_Recorded information_:

========

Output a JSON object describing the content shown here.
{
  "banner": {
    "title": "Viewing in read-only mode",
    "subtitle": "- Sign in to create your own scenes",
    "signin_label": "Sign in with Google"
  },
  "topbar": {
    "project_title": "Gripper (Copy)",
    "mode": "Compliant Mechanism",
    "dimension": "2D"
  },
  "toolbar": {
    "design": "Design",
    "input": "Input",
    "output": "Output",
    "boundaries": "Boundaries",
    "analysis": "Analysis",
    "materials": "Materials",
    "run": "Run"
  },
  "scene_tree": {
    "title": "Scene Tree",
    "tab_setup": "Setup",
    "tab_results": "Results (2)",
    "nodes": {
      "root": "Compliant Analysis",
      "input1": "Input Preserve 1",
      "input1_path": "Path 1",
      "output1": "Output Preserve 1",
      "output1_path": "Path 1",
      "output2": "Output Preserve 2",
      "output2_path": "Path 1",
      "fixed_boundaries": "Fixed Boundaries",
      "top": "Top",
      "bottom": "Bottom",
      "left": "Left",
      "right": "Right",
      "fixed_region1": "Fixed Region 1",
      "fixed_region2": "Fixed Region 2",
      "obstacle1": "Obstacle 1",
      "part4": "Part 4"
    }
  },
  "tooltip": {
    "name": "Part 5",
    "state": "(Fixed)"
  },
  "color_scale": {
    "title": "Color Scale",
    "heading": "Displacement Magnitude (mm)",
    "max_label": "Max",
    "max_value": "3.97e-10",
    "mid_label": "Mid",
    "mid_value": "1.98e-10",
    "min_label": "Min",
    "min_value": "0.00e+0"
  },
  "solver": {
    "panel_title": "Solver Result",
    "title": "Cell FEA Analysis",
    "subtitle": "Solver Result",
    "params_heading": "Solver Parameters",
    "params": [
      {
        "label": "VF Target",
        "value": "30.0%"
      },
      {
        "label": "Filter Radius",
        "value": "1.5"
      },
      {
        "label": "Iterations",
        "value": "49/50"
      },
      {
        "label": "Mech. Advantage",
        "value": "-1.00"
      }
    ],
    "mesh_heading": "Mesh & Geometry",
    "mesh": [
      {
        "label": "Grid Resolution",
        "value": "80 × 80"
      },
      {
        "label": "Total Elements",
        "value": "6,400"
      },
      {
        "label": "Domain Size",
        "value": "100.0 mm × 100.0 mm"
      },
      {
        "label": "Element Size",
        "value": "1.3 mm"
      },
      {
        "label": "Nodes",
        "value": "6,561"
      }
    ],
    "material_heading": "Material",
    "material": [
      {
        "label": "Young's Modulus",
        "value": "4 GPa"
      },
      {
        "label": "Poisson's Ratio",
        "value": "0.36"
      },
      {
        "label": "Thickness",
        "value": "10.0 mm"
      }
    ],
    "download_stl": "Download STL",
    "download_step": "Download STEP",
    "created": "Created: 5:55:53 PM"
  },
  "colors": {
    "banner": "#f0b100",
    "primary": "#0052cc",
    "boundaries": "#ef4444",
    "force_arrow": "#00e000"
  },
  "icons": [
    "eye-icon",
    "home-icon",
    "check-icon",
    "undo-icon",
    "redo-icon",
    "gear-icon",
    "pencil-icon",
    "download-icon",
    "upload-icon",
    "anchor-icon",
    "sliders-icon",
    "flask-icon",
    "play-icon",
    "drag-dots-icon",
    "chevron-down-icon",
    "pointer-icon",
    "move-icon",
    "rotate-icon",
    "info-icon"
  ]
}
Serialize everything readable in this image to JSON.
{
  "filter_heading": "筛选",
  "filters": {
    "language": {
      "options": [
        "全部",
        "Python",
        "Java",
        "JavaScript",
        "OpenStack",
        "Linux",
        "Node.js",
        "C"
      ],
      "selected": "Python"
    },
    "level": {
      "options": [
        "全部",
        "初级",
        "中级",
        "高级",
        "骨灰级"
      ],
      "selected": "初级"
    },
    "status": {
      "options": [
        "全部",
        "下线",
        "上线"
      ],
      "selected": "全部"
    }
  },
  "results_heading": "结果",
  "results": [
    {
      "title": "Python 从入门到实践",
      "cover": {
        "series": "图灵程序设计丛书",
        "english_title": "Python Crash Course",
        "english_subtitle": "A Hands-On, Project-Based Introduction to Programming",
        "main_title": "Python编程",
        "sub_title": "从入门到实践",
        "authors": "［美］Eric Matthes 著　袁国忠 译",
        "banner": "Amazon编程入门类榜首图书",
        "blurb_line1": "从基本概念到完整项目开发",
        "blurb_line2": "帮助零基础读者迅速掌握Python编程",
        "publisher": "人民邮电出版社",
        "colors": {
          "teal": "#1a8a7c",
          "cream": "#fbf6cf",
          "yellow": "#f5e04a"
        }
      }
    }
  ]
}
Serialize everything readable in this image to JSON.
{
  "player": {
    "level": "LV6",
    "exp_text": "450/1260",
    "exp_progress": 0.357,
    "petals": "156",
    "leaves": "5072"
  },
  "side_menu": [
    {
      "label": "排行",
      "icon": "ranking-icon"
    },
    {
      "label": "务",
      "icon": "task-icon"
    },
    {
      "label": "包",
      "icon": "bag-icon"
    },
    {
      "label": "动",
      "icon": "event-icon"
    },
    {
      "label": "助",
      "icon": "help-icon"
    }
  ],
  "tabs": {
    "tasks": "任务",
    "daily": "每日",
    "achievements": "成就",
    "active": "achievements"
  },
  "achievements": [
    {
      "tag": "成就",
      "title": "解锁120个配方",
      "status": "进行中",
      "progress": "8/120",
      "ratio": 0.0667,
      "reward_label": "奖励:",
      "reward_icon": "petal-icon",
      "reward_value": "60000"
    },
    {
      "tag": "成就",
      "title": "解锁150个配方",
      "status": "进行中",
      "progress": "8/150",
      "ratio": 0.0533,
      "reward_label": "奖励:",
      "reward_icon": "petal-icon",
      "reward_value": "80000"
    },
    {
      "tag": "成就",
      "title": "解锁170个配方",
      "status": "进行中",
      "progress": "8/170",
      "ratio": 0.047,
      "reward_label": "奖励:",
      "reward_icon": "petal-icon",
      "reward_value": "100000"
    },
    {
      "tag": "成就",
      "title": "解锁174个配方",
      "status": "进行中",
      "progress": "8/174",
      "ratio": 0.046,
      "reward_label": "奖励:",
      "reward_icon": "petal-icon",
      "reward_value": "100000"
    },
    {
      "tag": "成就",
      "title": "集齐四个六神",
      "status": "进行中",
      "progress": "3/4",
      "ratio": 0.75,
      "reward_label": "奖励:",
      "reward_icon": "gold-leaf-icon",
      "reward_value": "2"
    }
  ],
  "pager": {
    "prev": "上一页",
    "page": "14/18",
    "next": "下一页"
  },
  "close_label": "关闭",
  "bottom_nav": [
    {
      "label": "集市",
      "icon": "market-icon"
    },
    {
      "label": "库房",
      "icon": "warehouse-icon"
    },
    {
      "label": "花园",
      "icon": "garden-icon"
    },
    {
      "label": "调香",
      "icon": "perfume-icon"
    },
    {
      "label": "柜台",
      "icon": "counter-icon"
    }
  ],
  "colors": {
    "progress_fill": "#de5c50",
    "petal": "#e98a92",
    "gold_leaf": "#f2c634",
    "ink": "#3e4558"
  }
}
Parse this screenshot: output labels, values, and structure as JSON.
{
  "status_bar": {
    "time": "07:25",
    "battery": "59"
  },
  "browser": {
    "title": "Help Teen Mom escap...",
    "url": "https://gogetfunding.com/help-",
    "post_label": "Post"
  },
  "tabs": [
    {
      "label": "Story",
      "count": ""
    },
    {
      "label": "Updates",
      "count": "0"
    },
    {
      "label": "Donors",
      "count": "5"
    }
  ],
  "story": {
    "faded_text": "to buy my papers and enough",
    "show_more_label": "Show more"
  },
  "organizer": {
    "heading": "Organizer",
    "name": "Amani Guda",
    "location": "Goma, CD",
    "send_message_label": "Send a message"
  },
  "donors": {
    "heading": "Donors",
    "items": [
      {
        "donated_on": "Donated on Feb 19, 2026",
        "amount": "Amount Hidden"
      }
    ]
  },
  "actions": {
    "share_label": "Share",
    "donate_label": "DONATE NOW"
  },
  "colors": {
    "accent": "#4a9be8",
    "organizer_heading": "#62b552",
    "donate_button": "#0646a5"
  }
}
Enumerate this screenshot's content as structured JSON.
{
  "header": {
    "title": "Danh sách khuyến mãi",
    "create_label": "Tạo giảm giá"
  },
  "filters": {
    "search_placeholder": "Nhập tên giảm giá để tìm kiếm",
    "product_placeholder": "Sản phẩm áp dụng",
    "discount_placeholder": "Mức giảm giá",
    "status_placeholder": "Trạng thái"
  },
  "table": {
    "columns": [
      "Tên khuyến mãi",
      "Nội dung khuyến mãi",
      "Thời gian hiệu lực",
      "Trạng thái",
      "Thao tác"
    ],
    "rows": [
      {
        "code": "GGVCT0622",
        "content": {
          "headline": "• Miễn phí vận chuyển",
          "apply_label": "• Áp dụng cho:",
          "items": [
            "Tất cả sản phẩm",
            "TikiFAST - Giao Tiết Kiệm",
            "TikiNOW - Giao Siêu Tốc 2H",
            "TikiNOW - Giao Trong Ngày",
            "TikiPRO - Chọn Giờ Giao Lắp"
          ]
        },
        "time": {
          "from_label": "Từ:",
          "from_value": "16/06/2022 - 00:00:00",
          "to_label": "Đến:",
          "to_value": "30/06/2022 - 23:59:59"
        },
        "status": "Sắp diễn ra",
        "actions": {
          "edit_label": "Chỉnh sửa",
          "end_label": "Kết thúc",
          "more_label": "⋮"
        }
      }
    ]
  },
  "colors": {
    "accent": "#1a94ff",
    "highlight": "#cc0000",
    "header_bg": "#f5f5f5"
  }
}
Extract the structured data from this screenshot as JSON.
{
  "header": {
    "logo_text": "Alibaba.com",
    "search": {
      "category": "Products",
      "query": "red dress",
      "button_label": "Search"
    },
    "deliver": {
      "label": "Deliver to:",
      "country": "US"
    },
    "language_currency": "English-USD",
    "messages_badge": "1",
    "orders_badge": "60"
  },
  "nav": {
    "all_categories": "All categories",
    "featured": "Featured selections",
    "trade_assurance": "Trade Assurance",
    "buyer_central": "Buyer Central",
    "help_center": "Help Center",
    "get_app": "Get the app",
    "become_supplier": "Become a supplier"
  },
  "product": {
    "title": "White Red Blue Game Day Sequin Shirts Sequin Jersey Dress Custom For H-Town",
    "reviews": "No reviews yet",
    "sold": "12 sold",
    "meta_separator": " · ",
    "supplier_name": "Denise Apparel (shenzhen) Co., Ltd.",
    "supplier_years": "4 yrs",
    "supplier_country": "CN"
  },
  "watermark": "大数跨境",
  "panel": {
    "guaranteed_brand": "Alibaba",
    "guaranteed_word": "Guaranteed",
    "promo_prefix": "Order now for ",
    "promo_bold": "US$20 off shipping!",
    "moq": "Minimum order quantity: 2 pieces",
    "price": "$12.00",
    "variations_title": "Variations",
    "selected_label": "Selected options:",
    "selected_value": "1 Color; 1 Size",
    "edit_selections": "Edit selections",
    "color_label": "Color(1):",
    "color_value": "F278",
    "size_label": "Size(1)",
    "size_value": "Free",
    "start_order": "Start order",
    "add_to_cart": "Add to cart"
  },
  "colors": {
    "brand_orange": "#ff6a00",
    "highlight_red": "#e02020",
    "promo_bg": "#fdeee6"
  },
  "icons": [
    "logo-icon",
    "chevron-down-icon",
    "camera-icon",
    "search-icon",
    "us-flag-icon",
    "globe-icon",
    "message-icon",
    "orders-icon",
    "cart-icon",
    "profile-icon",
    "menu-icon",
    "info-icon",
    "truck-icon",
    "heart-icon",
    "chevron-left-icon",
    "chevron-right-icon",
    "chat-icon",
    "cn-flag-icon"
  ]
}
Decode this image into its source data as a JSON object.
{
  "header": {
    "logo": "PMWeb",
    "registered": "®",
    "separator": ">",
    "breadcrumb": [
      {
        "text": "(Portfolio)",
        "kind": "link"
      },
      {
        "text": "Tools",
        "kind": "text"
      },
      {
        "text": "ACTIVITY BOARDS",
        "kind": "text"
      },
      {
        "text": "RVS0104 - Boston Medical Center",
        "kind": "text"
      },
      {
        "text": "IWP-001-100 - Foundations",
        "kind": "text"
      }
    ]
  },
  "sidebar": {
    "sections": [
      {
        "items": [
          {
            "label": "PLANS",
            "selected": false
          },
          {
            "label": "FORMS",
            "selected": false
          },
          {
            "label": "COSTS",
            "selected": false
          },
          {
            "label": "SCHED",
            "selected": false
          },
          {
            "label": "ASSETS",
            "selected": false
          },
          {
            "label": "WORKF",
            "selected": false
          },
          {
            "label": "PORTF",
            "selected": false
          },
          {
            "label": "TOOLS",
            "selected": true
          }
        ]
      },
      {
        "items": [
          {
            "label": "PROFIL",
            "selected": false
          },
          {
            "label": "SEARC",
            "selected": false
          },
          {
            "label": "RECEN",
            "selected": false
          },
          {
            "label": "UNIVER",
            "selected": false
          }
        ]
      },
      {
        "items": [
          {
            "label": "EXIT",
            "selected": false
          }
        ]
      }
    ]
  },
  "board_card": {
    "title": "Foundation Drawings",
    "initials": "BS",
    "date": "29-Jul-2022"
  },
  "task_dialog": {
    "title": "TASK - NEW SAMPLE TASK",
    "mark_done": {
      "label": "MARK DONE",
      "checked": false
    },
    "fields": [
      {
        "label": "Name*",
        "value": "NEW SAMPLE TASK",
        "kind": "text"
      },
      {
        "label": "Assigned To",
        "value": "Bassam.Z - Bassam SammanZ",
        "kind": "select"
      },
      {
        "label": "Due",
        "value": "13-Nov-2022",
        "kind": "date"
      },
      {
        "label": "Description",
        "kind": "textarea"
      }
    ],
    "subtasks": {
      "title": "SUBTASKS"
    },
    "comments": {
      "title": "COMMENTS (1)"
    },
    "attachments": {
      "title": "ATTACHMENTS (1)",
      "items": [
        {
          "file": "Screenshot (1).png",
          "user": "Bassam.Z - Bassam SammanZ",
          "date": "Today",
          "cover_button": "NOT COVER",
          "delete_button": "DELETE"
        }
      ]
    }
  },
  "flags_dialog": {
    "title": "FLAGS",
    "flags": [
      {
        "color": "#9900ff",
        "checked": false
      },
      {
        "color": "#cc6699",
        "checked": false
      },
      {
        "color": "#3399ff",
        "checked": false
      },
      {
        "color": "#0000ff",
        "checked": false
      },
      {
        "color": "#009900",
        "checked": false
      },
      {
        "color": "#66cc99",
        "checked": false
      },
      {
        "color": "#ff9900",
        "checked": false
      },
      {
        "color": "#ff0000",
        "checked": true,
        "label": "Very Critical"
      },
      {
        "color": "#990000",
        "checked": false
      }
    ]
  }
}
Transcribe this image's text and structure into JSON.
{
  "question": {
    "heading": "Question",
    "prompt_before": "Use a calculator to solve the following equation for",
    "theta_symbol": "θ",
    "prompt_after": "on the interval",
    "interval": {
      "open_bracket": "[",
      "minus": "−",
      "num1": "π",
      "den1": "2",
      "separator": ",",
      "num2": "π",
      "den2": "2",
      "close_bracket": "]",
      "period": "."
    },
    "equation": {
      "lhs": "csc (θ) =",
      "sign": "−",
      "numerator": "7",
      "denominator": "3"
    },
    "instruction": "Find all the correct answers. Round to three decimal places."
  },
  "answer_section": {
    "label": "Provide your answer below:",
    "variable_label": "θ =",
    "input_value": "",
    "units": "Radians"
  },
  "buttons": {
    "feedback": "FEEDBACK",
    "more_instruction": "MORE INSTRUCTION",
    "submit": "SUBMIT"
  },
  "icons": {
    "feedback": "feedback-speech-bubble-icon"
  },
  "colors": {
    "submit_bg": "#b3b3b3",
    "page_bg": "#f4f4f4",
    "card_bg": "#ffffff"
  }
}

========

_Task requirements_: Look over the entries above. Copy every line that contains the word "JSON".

_Task response_:
Output a JSON object describing the content shown here.
Serialize everything readable in this image to JSON.
Serialize everything readable in this image to JSON.
Parse this screenshot: output labels, values, and structure as JSON.
Enumerate this screenshot's content as structured JSON.
Extract the structured data from this screenshot as JSON.
Decode this image into its source data as a JSON object.
Transcribe this image's text and structure into JSON.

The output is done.